By Dr. Paul Ehrlich
I have previously written about a condition called anxiety breathing a couple of times, here and here. It bears mentioning again because it came up in a different context from the previous ones. It is a distinctive pattern, in which the unconscious in and out of normal respiration becomes a labored process. As I illustrated previously that last little jolt of air can only be taken with conscious effort. This generally happens when people are under work and/or family stress.
A few days ago, a father was in my office to discuss his child’s asthma, and as he talked across the desk from me, I noticed that he exhibited signs of anxiety breathing. I pointed this out. He used this as an opportunity to unburden himself of his own worries about the child. At the end he thanked me and said that he had never had the chance to do so before to any of his child’s physicians, of whom there have been many. Then he asked if his wife could do the same. Of course.

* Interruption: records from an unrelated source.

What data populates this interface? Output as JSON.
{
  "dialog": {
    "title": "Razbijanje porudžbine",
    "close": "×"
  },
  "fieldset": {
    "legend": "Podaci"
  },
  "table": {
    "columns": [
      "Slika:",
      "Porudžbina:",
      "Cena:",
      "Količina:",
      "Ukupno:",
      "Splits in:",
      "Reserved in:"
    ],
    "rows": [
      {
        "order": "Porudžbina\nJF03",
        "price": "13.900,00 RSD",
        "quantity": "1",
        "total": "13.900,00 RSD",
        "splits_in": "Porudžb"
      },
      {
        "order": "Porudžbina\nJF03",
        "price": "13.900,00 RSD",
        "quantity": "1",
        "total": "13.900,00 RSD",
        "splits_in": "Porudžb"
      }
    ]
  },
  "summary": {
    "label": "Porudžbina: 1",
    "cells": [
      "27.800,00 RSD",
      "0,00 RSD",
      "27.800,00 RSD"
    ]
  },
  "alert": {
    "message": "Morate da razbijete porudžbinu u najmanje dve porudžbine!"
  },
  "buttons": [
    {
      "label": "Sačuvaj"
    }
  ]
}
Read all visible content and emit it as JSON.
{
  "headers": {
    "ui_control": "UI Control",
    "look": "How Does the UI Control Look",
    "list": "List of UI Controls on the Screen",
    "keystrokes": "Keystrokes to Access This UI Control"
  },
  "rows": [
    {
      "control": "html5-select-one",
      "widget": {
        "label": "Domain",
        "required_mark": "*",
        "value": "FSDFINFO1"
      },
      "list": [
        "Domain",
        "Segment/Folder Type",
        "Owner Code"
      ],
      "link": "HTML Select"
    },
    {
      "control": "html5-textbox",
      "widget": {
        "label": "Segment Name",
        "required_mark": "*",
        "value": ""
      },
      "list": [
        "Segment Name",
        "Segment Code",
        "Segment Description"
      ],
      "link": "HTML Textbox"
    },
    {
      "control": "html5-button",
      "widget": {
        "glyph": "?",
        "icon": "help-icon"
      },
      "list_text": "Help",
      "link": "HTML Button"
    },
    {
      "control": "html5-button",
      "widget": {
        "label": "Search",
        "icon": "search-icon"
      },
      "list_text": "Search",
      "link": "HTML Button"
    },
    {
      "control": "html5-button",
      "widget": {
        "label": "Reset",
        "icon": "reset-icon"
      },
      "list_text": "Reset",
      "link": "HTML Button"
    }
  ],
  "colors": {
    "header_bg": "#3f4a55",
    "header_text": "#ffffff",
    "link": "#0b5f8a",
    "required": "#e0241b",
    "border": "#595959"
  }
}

After the father and child departed, my current pediatric resident, who had also been present, spoke to me and expressed gratitude for having witnessed this encounter. As I have heard many times over years with these residents, they appreciate working with me because it’s closer to the hands-on, patient-oriented, deductive brand of pediatrics they remember from their childhoods, or maybe only imagined, rather than the high-turnover version they are seeing in their current training. This exposure to anxiety breathing is one of those clinical pearls that old doctors like me pass on to young ones.
This resident is going to do a fellowship in pediatric cardiology starting in July of 2015. There couldn’t be a nobler calling in medicine (except for everything else). I said to her, “When you start your program, remember that your patients will be very sick, and their parents will be very anxious. If you have learned nothing else with me that you can take into your new career, it is that keeping an eye on those parents’ moods and giving them a chance to let go will help them, and it will help their children—‘your patients.’”
Image: Mel Brooks in “High Anxiety”